I thought I knew what love was when I married Ross. Then I gave birth to Ryan and held him in my arms for the very first time. It was the love I knew, but on a whole other level. This love, so deep, so instinctive and powerful, it made me feel strong enough to move mountains if I needed to. This love doubled and intensified when I birthed Alexander and clutched him to my breast holding him close. I know that when I bring this baby into the world, that the love I posess in my heart will grow yet again.
It is seriously powerful stuff!
And yet with this love, comes another emotion. Another instinct of which it is IMPOSSIBLE to rid yourself....Worry.
Oh the worry. The constant, never-ending, nail-bitingly intense worry for your precious creations. They are forever present in the mind and heart. A constant prayer is uttered for their welbeing, their blessings, their safety and happiness.
It doesn't matter how organised the house is....or how many friends and after school clubs they have. It doesn't matter how many maids, babysitters, cleaners, drivers, gardeners, councellors, and friends you have to "help", no one can take away that deeply embedded motherly instinct of love and worry for her children.
So laying down and getting rest? No. Laying down, perhaps. But the sleep is a restless sleep. I put my feet up on the couch and feel terrible guilt for this selfish "me time".
I am no longer Laura Burchell, the teenage girl who loved to get lost in a Harry Potter book or write her own stories in the torch light under her duvet cover in the early hours of the morning....I no longer sneak downstairs in the mornings, put on the headphones and dance like a loony person to music pretending to star in my very own music video....I no longer sit in front of the mirror and pretend to have an interview with myself discussing the success of my latest best-seller. I no longer consume insane amounts of sugar and giggle excessively and become hyperactive....I no longer play riddle games online for hours at a time, no more chess, Sudoku, word games...there is nothing I do single player, nothing I do that is just for me.
Everything I am. Every part of the woman I have become, is for my children and my husband.
You have to understand, Ross goes out to work before the children wake up for the day and he arrives home long after the children have gone to bed.

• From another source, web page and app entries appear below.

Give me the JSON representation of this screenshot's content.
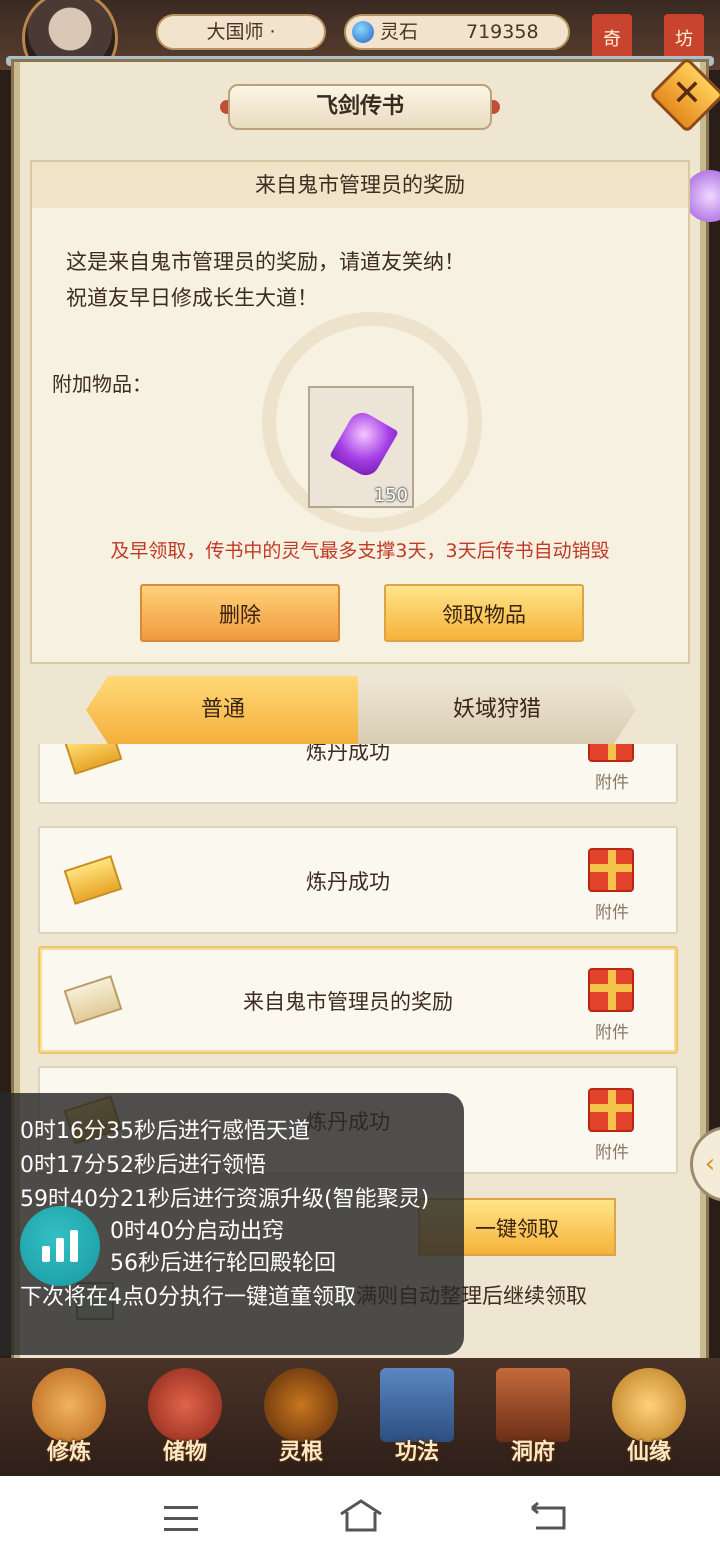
{
  "topbar": {
    "player_name": "大国师 ·",
    "currency_label": "灵石",
    "currency_value": "719358",
    "side_tabs": [
      "奇",
      "坊"
    ]
  },
  "dialog": {
    "title": "飞剑传书",
    "detail": {
      "heading": "来自鬼市管理员的奖励",
      "body_lines": [
        "这是来自鬼市管理员的奖励，请道友笑纳！",
        "祝道友早日修成长生大道！"
      ],
      "attachment_label": "附加物品：",
      "item": {
        "icon": "purple-spirit-stone-icon",
        "quantity": "150"
      },
      "warning": "及早领取，传书中的灵气最多支撑3天，3天后传书自动销毁",
      "delete_label": "删除",
      "collect_label": "领取物品"
    },
    "tabs": [
      {
        "label": "普通",
        "active": true
      },
      {
        "label": "妖域狩猎",
        "active": false
      }
    ],
    "mail_list": [
      {
        "title": "炼丹成功",
        "attachment_label": "附件",
        "opened": false
      },
      {
        "title": "炼丹成功",
        "attachment_label": "附件",
        "opened": false
      },
      {
        "title": "来自鬼市管理员的奖励",
        "attachment_label": "附件",
        "opened": true
      },
      {
        "title": "炼丹成功",
        "attachment_label": "附件",
        "opened": false
      }
    ],
    "one_key_label": "一键领取",
    "auto_text": "满则自动整理后继续领取"
  },
  "overlay_log": [
    "0时16分35秒后进行感悟天道",
    "0时17分52秒后进行领悟",
    "59时40分21秒后进行资源升级(智能聚灵)",
    "0时40分启动出窍",
    "56秒后进行轮回殿轮回",
    "下次将在4点0分执行一键道童领取"
  ],
  "game_nav": [
    {
      "label": "修炼",
      "color": "#d88a2e"
    },
    {
      "label": "储物",
      "color": "#b8402a"
    },
    {
      "label": "灵根",
      "color": "#8a3a18"
    },
    {
      "label": "功法",
      "color": "#3f6aa0"
    },
    {
      "label": "洞府",
      "color": "#a0522d"
    },
    {
      "label": "仙缘",
      "color": "#d9a13a"
    }
  ]
}
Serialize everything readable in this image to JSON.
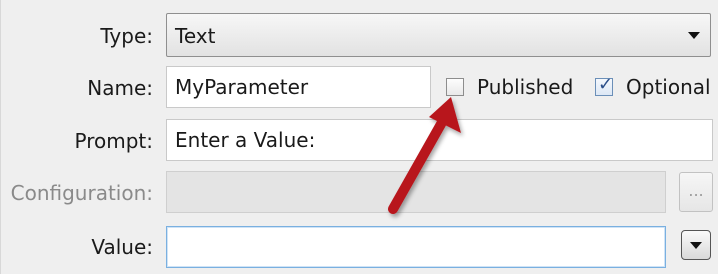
{
  "type_field": {
    "label": "Type:",
    "value": "Text"
  },
  "name_field": {
    "label": "Name:",
    "value": "MyParameter"
  },
  "published_checkbox": {
    "label": "Published",
    "checked": false
  },
  "optional_checkbox": {
    "label": "Optional",
    "checked": true
  },
  "prompt_field": {
    "label": "Prompt:",
    "value": "Enter a Value:"
  },
  "configuration_field": {
    "label": "Configuration:",
    "value": "",
    "browse_label": "...",
    "enabled": false
  },
  "value_field": {
    "label": "Value:",
    "value": ""
  },
  "colors": {
    "annotation_arrow": "#b8141b",
    "focus_border": "#7ab0e0"
  },
  "icons": {
    "dropdown": "chevron-down-icon",
    "annotation": "red-arrow-icon"
  }
}
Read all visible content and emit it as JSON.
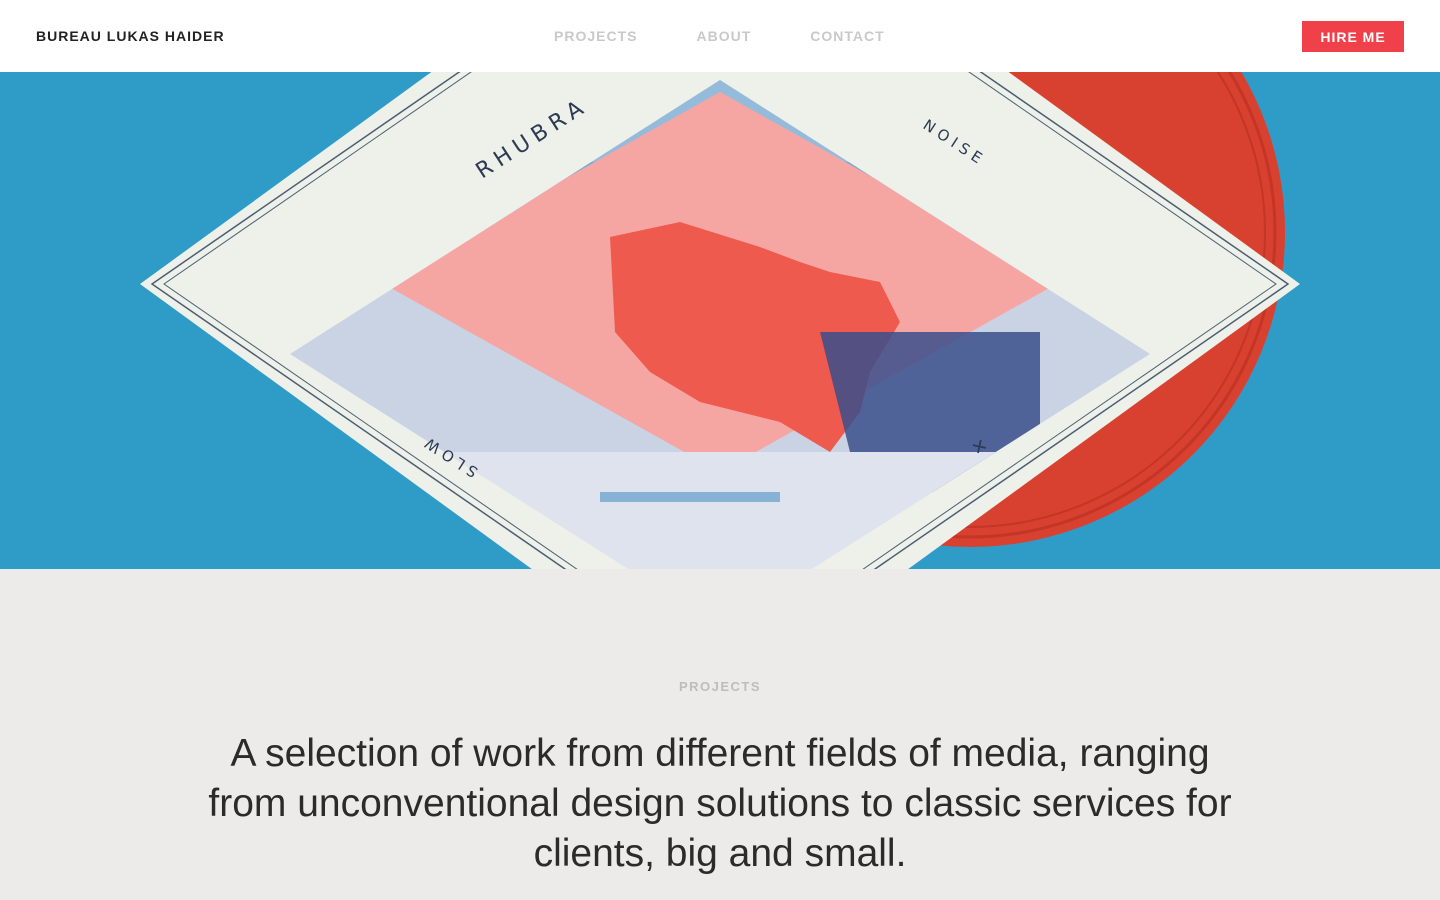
{
  "header": {
    "brand": "BUREAU LUKAS HAIDER",
    "nav": [
      "PROJECTS",
      "ABOUT",
      "CONTACT"
    ],
    "cta": "HIRE ME"
  },
  "hero": {
    "cover_title": "RHUBRA",
    "cover_top_right": "NOISE",
    "cover_bottom_left": "SLOW",
    "cover_mark": "✕",
    "colors": {
      "background": "#2f9bc7",
      "vinyl": "#d8412f",
      "sleeve": "#eef0ea",
      "artwork_pink": "#f6a6a2",
      "artwork_red": "#ef5a4e",
      "artwork_blue": "#5f9ccb"
    }
  },
  "projects": {
    "eyebrow": "PROJECTS",
    "lead": "A selection of work from different fields of media, ranging from unconventional design solutions to classic services for clients, big and small."
  },
  "colors": {
    "accent": "#f0414b",
    "nav_inactive": "#c9c9c9",
    "section_bg": "#ecebe9",
    "text": "#2b2b2b"
  }
}
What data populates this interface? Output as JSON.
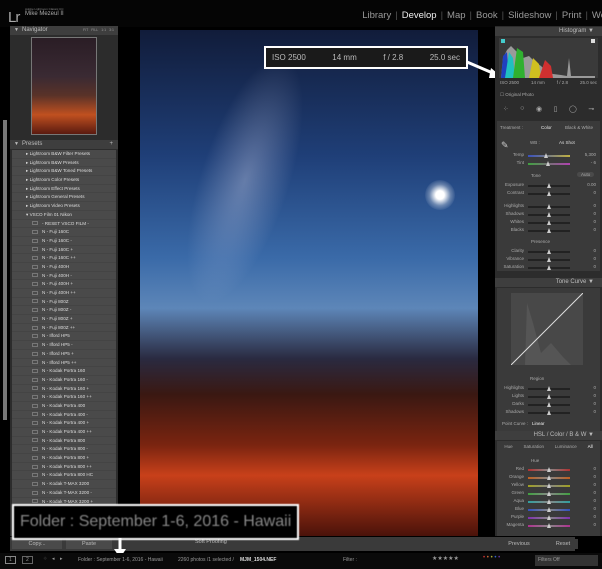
{
  "app": {
    "logo": "Lr",
    "product": "Adobe Lightroom Classic CC",
    "user": "Mike Mezeul II"
  },
  "modules": [
    {
      "label": "Library"
    },
    {
      "label": "Develop",
      "active": true
    },
    {
      "label": "Map"
    },
    {
      "label": "Book"
    },
    {
      "label": "Slideshow"
    },
    {
      "label": "Print"
    },
    {
      "label": "We"
    }
  ],
  "navigator": {
    "title": "Navigator",
    "zoom_options": [
      "FIT",
      "FILL",
      "1:1",
      "3:1"
    ]
  },
  "presets": {
    "title": "Presets",
    "add": "+",
    "groups": [
      "Lightroom B&W Filter Presets",
      "Lightroom B&W Presets",
      "Lightroom B&W Toned Presets",
      "Lightroom Color Presets",
      "Lightroom Effect Presets",
      "Lightroom General Presets",
      "Lightroom Video Presets"
    ],
    "open_group": "VSCO Film 01 Nikon",
    "items": [
      "- RESET VSCO FILM -",
      "N - Fuji 160C",
      "N - Fuji 160C -",
      "N - Fuji 160C +",
      "N - Fuji 160C ++",
      "N - Fuji 400H",
      "N - Fuji 400H -",
      "N - Fuji 400H +",
      "N - Fuji 400H ++",
      "N - Fuji 800Z",
      "N - Fuji 800Z -",
      "N - Fuji 800Z +",
      "N - Fuji 800Z ++",
      "N - Ilford HP5",
      "N - Ilford HP5 -",
      "N - Ilford HP5 +",
      "N - Ilford HP5 ++",
      "N - Kodak Portra 160",
      "N - Kodak Portra 160 -",
      "N - Kodak Portra 160 +",
      "N - Kodak Portra 160 ++",
      "N - Kodak Portra 400",
      "N - Kodak Portra 400 -",
      "N - Kodak Portra 400 +",
      "N - Kodak Portra 400 ++",
      "N - Kodak Portra 800",
      "N - Kodak Portra 800 -",
      "N - Kodak Portra 800 +",
      "N - Kodak Portra 800 ++",
      "N - Kodak Portra 800 HC",
      "N - Kodak T-MAX 3200",
      "N - Kodak T-MAX 3200 -",
      "N - Kodak T-MAX 3200 +"
    ]
  },
  "exif": {
    "iso": "ISO 2500",
    "focal": "14 mm",
    "aperture": "f / 2.8",
    "shutter": "25.0 sec"
  },
  "folder_callout": "Folder : September 1-6, 2016 - Hawaii",
  "toolbar": {
    "copy": "Copy...",
    "paste": "Paste",
    "soft_proofing": "Soft Proofing",
    "previous": "Previous",
    "reset": "Reset"
  },
  "histogram": {
    "title": "Histogram",
    "original_photo": "Original Photo"
  },
  "basic": {
    "treatment_label": "Treatment :",
    "color": "Color",
    "bw": "Black & White",
    "wb_label": "WB :",
    "wb_value": "As Shot",
    "tone_label": "Tone",
    "auto": "Auto",
    "presence_label": "Presence",
    "wb_sliders": [
      {
        "name": "Temp",
        "value": "5,300",
        "pos": 0.45
      },
      {
        "name": "Tint",
        "value": "- 6",
        "pos": 0.48
      }
    ],
    "tone_sliders": [
      {
        "name": "Exposure",
        "value": "0.00",
        "pos": 0.5
      },
      {
        "name": "Contrast",
        "value": "0",
        "pos": 0.5
      }
    ],
    "tone2_sliders": [
      {
        "name": "Highlights",
        "value": "0",
        "pos": 0.5
      },
      {
        "name": "Shadows",
        "value": "0",
        "pos": 0.5
      },
      {
        "name": "Whites",
        "value": "0",
        "pos": 0.5
      },
      {
        "name": "Blacks",
        "value": "0",
        "pos": 0.5
      }
    ],
    "presence_sliders": [
      {
        "name": "Clarity",
        "value": "0",
        "pos": 0.5
      },
      {
        "name": "Vibrance",
        "value": "0",
        "pos": 0.5
      },
      {
        "name": "Saturation",
        "value": "0",
        "pos": 0.5
      }
    ]
  },
  "tone_curve": {
    "title": "Tone Curve",
    "region": "Region",
    "point_curve_label": "Point Curve :",
    "point_curve_value": "Linear",
    "sliders": [
      {
        "name": "Highlights",
        "value": "0",
        "pos": 0.5
      },
      {
        "name": "Lights",
        "value": "0",
        "pos": 0.5
      },
      {
        "name": "Darks",
        "value": "0",
        "pos": 0.5
      },
      {
        "name": "Shadows",
        "value": "0",
        "pos": 0.5
      }
    ]
  },
  "hsl": {
    "title": "HSL  /  Color  /  B & W",
    "tabs": [
      "Hue",
      "Saturation",
      "Luminance",
      "All"
    ],
    "section": "Hue",
    "sliders": [
      {
        "name": "Red",
        "value": "0",
        "pos": 0.5,
        "color": "#b03030"
      },
      {
        "name": "Orange",
        "value": "0",
        "pos": 0.5,
        "color": "#c06020"
      },
      {
        "name": "Yellow",
        "value": "0",
        "pos": 0.5,
        "color": "#a0a020"
      },
      {
        "name": "Green",
        "value": "0",
        "pos": 0.5,
        "color": "#40a040"
      },
      {
        "name": "Aqua",
        "value": "0",
        "pos": 0.5,
        "color": "#30a0a0"
      },
      {
        "name": "Blue",
        "value": "0",
        "pos": 0.5,
        "color": "#3050c0"
      },
      {
        "name": "Purple",
        "value": "0",
        "pos": 0.5,
        "color": "#8030b0"
      },
      {
        "name": "Magenta",
        "value": "0",
        "pos": 0.5,
        "color": "#b03090"
      }
    ]
  },
  "filmstrip": {
    "view1": "1",
    "view2": "2",
    "source": "Folder : September 1-6, 2016 - Hawaii",
    "count": "2260 photos /1 selected /",
    "filename": "MJM_1504.NEF",
    "filter_label": "Filter :",
    "filters_off": "Filters Off"
  }
}
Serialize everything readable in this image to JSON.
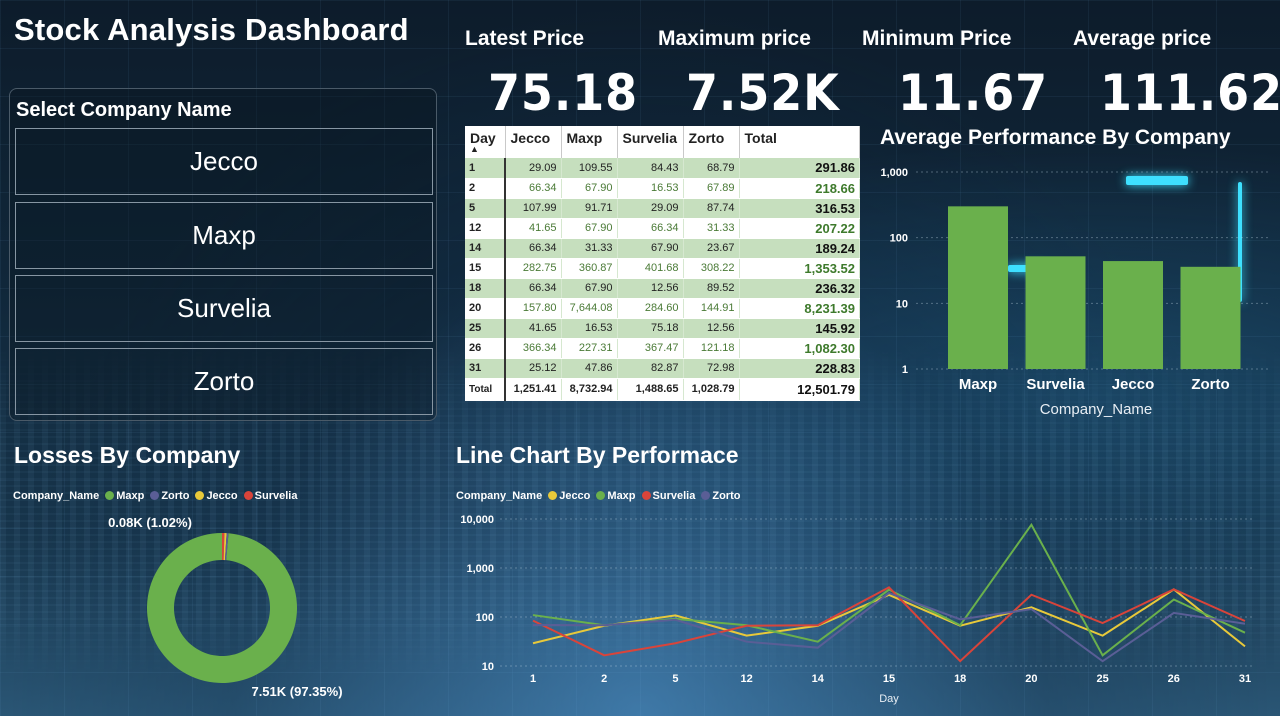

His work is intense. Stressful. Demanding. Relentless. Unforgiving. Unbelievably Challenging and ultimately Agonising. Coupled with the stresses of a long commute using the insanely unreliable train system...I am welcomed to a stressed, tired-out and almost empty-shelled husband at the end of each day.
It's not a walk in the park for Ross, for sure. I would not want to swap places for him for anything. Sweat of the brow he does work!
However, I feel that my work is of equal measure. Infact, you could describe my job using the same words as the ones I used to describe Ross'.
I don't get sick days, lunch hours or breaks. I have no commute because I live at work. My hours are 24/7, 7 days a week. I am blessed to receive help from my partner between the hours of 8pm - 6am, though these resources are limited as too many wake up calls means no energy for working in London...
I am a wife, a mother, a cleaner, a housemaid, a gardner, a valleting specialist, a nurse, a cook, an organiser, a project manager, a carer, a teacher, a massager, a PA, a hair dresser, a retail therepist, a fund raiser, a party planner, lizard expert and carer, a spider terminator, a pianist, spider-in-the-bath-vocalist, a comforter, a disciplinary, a stand-up comedian and toy enthusiast.
My job requires endless levels of patience, will, determination, understanding, compassion, skill, motivation, love, forgiveness, repentence and humility.
So how, may I ask, would anyone expect me to "rest"?
Well the idea was nice.
36 weeks and 2 days along....and "resting" ;)